→ **Exercise aim**:
The word "would" marks the lines to find; copy every such line from the data below.

Information supplied below:

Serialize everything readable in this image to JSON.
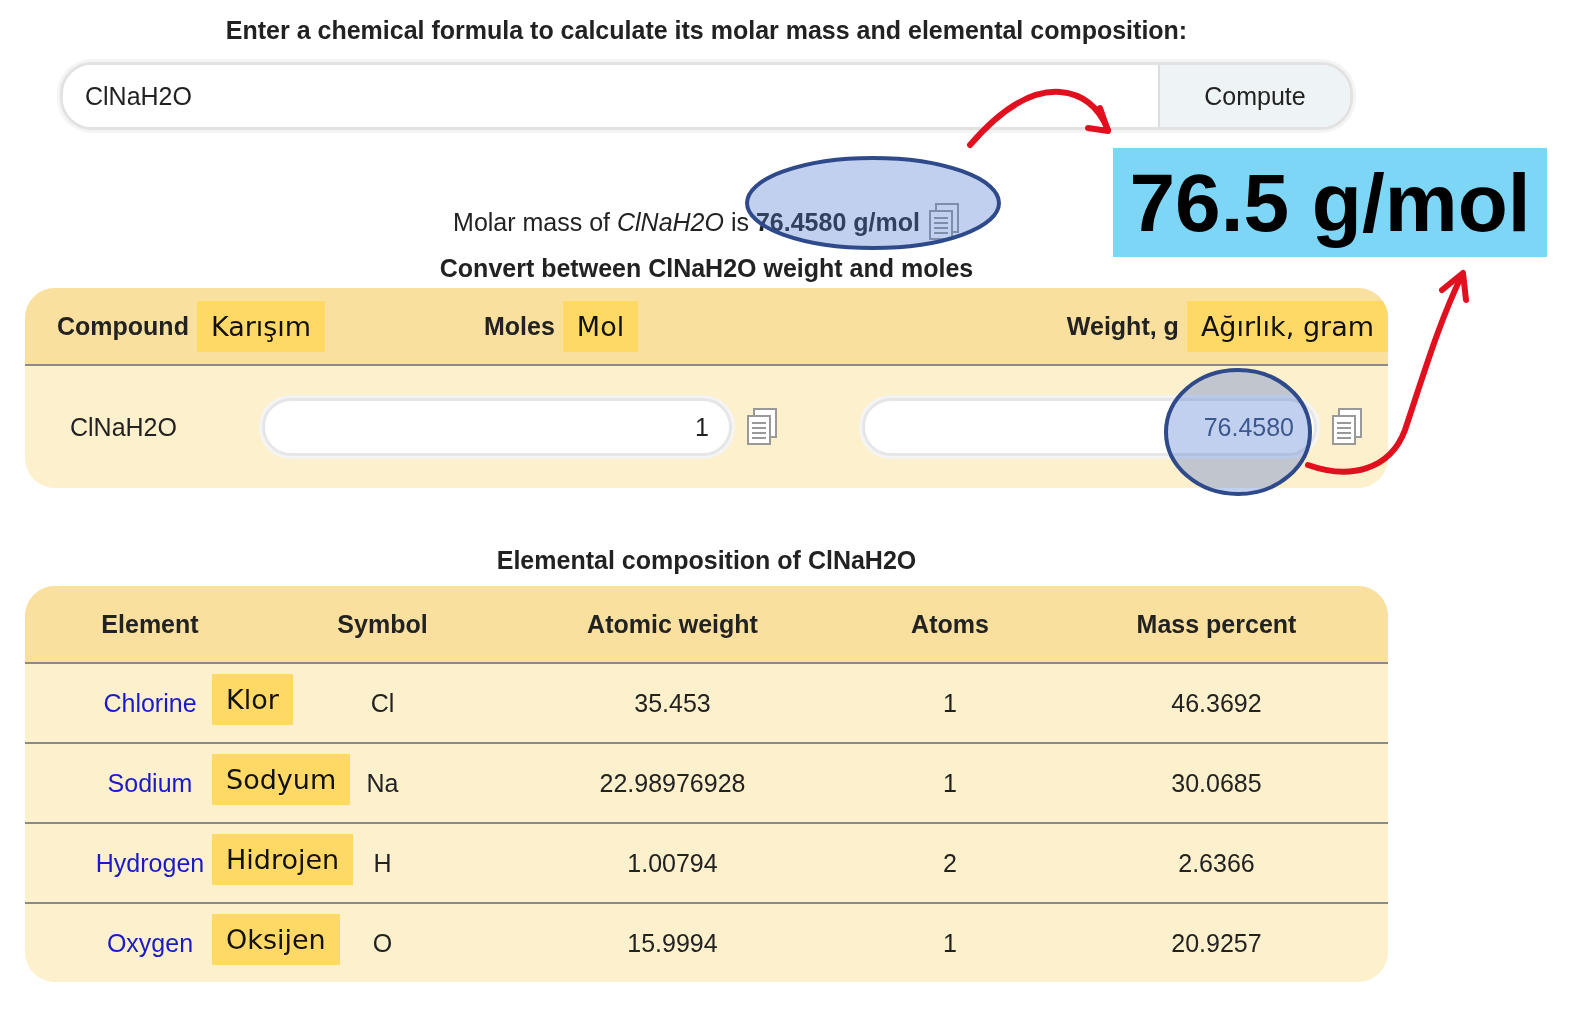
{
  "prompt": "Enter a chemical formula to calculate its molar mass and elemental composition:",
  "formula_input": {
    "value": "ClNaH2O"
  },
  "compute_button": "Compute",
  "result": "Molar mass of *ClNaH2O* is **76.4580 g/mol**",
  "convert_title": "Convert between ClNaH2O weight and moles",
  "convert_table": {
    "columns": [
      {
        "label": "Compound",
        "translation": "Karışım"
      },
      {
        "label": "Moles",
        "translation": "Mol"
      },
      {
        "label": "Weight, g",
        "translation": "Ağırlık, gram"
      }
    ],
    "row": {
      "compound": "ClNaH2O",
      "moles": "1",
      "weight": "76.4580"
    }
  },
  "composition_title": "Elemental composition of ClNaH2O",
  "composition_table": {
    "columns": [
      "Element",
      "Symbol",
      "Atomic weight",
      "Atoms",
      "Mass percent"
    ],
    "rows": [
      {
        "element": "Chlorine",
        "translation": "Klor",
        "symbol": "Cl",
        "atomic_weight": "35.453",
        "atoms": "1",
        "mass_percent": "46.3692"
      },
      {
        "element": "Sodium",
        "translation": "Sodyum",
        "symbol": "Na",
        "atomic_weight": "22.98976928",
        "atoms": "1",
        "mass_percent": "30.0685"
      },
      {
        "element": "Hydrogen",
        "translation": "Hidrojen",
        "symbol": "H",
        "atomic_weight": "1.00794",
        "atoms": "2",
        "mass_percent": "2.6366"
      },
      {
        "element": "Oxygen",
        "translation": "Oksijen",
        "symbol": "O",
        "atomic_weight": "15.9994",
        "atoms": "1",
        "mass_percent": "20.9257"
      }
    ]
  },
  "callout": "76.5 g/mol"
}
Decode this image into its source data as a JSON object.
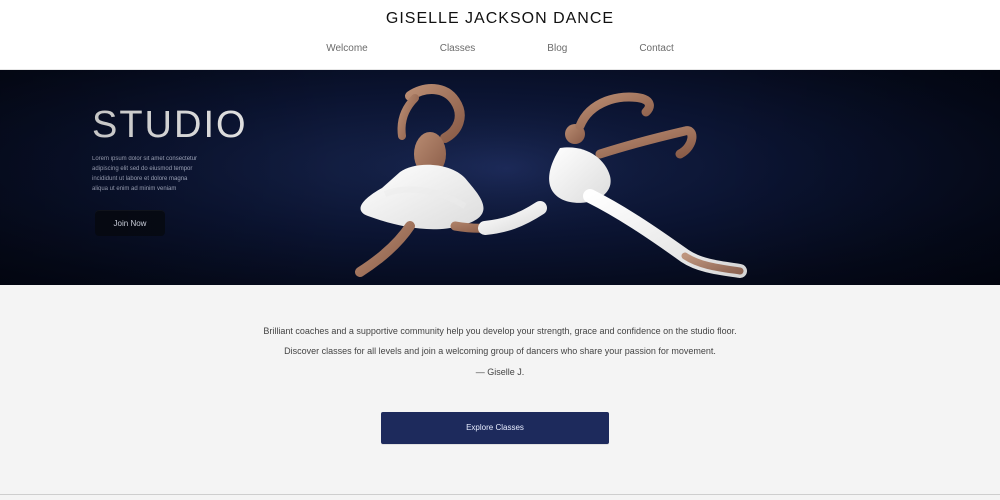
{
  "header": {
    "logo": "GISELLE JACKSON DANCE",
    "nav": [
      "Welcome",
      "Classes",
      "Blog",
      "Contact"
    ]
  },
  "hero": {
    "title": "STUDIO",
    "description_lines": [
      "Lorem ipsum dolor sit amet consectetur",
      "adipiscing elit sed do eiusmod tempor",
      "incididunt ut labore et dolore magna",
      "aliqua ut enim ad minim veniam"
    ],
    "button_label": "Join Now"
  },
  "content": {
    "paragraph_lines": [
      "Brilliant coaches and a supportive community help you develop your strength, grace and confidence on the studio floor.",
      "Discover classes for all levels and join a welcoming group of dancers who share your passion for movement."
    ],
    "signature": "— Giselle J."
  },
  "cta": {
    "label": "Explore Classes"
  },
  "colors": {
    "hero_bg": "#0b1432",
    "cta_bg": "#1d2a5c",
    "page_bg": "#f4f4f4"
  }
}
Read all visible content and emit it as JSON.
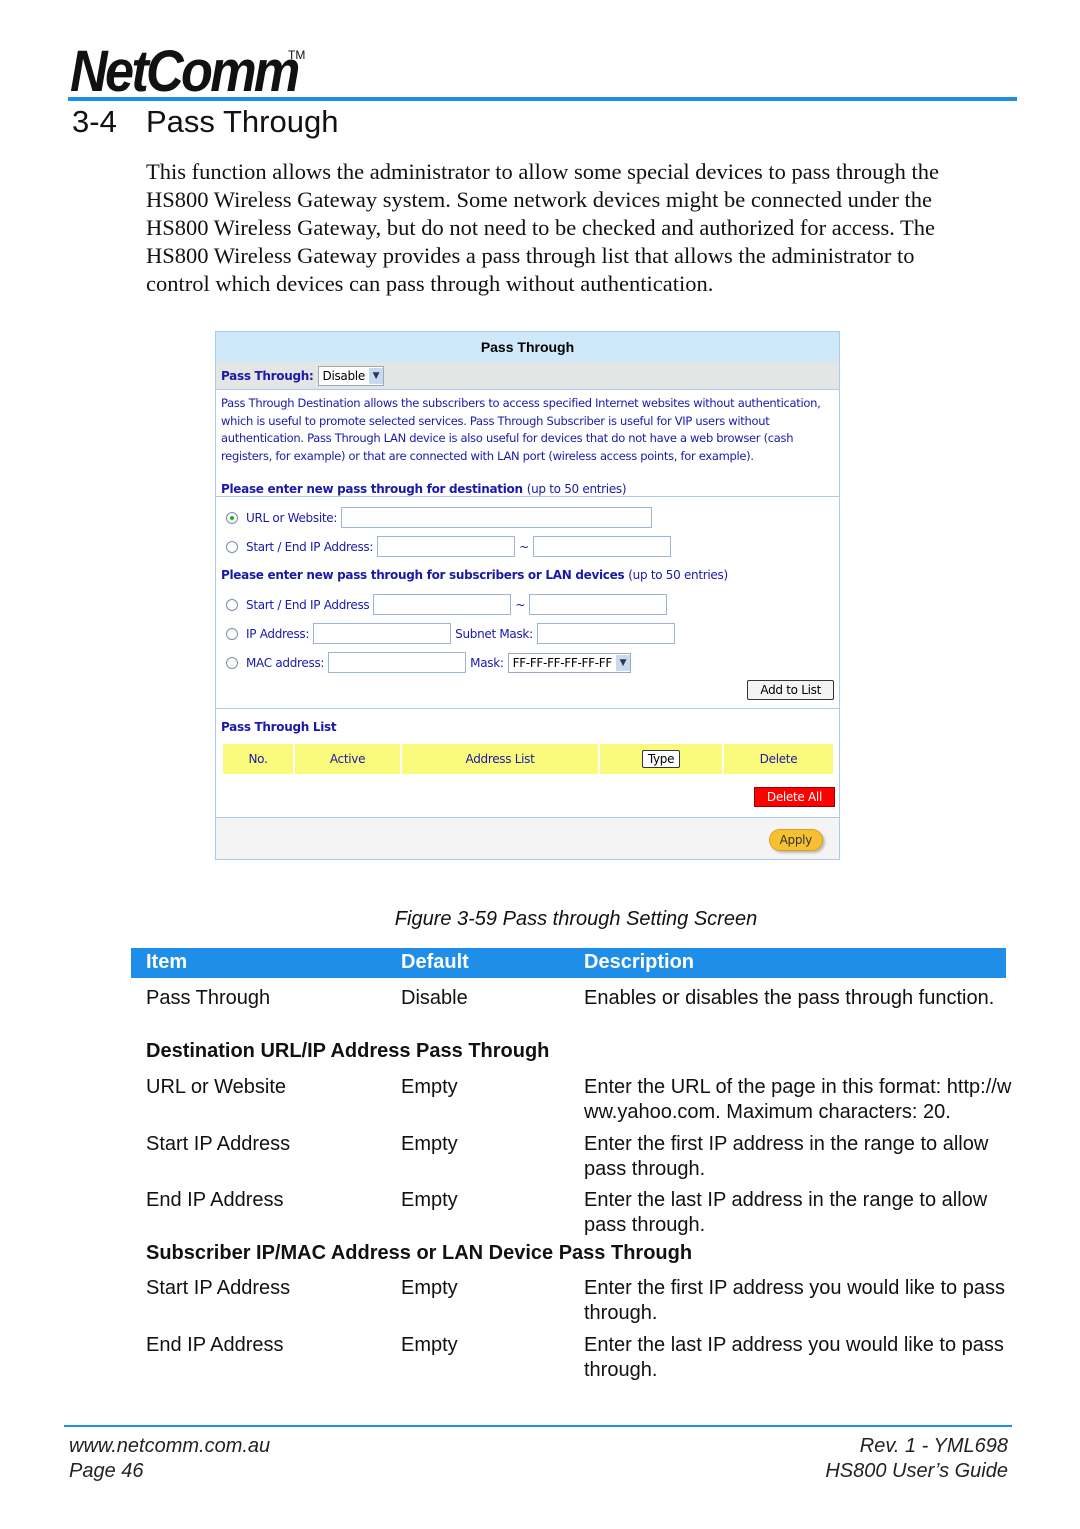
{
  "header": {
    "logo": "NetComm",
    "trademark": "TM",
    "section_number": "3-4",
    "section_title": "Pass Through"
  },
  "intro": "This function allows the administrator to allow some special devices to pass through the HS800 Wireless Gateway system. Some network devices might be connected under the HS800 Wireless Gateway, but do not need to be checked and authorized for access. The HS800 Wireless Gateway provides a pass through list that allows the administrator to control which devices can pass through without authentication.",
  "ui": {
    "title": "Pass Through",
    "pass_through_label": "Pass Through:",
    "pass_through_value": "Disable",
    "description": "Pass Through Destination allows the subscribers to access specified Internet websites without authentication, which is useful to promote selected services. Pass Through Subscriber is useful for VIP users without authentication. Pass Through LAN device is also useful for devices that do not have a web browser (cash registers, for example) or that are connected with LAN port (wireless access points, for example).",
    "dest_heading": "Please enter new pass through for destination",
    "dest_note": "(up to 50 entries)",
    "url_label": "URL or Website:",
    "start_end_label": "Start / End IP Address:",
    "tilde": "~",
    "sub_heading": "Please enter new pass through for subscribers or LAN devices",
    "sub_note": "(up to 50 entries)",
    "sub_start_end_label": "Start / End IP Address",
    "ip_label": "IP Address:",
    "subnet_label": "Subnet Mask:",
    "mac_label": "MAC address:",
    "mask_label": "Mask:",
    "mask_value": "FF-FF-FF-FF-FF-FF",
    "add_button": "Add to List",
    "list_heading": "Pass Through List",
    "columns": [
      "No.",
      "Active",
      "Address List",
      "Type",
      "Delete"
    ],
    "delete_all": "Delete All",
    "apply": "Apply"
  },
  "caption": "Figure 3-59 Pass through Setting Screen",
  "table": {
    "headers": [
      "Item",
      "Default",
      "Description"
    ],
    "rows": [
      {
        "item": "Pass Through",
        "default": "Disable",
        "description": "Enables or disables the pass through function."
      }
    ],
    "section1": "Destination URL/IP Address Pass Through",
    "rows1": [
      {
        "item": "URL or Website",
        "default": "Empty",
        "description": "Enter the URL of the page in this format: http://www.yahoo.com. Maximum characters: 20."
      },
      {
        "item": "Start IP Address",
        "default": "Empty",
        "description": "Enter the first IP address in the range to allow pass through."
      },
      {
        "item": "End IP Address",
        "default": "Empty",
        "description": "Enter the last IP address in the range to allow pass through."
      }
    ],
    "section2": "Subscriber IP/MAC Address or LAN Device Pass Through",
    "rows2": [
      {
        "item": "Start IP Address",
        "default": "Empty",
        "description": "Enter the first IP address you would like to pass through."
      },
      {
        "item": "End IP Address",
        "default": "Empty",
        "description": "Enter the last IP address you would like to pass through."
      }
    ]
  },
  "footer": {
    "website": "www.netcomm.com.au",
    "page": "Page 46",
    "rev": "Rev. 1 - YML698",
    "guide": "HS800 User’s Guide"
  }
}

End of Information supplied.

→ **Written solution**:
        "description": "Enter the first IP address you would like to pass through."
        "description": "Enter the last IP address you would like to pass through."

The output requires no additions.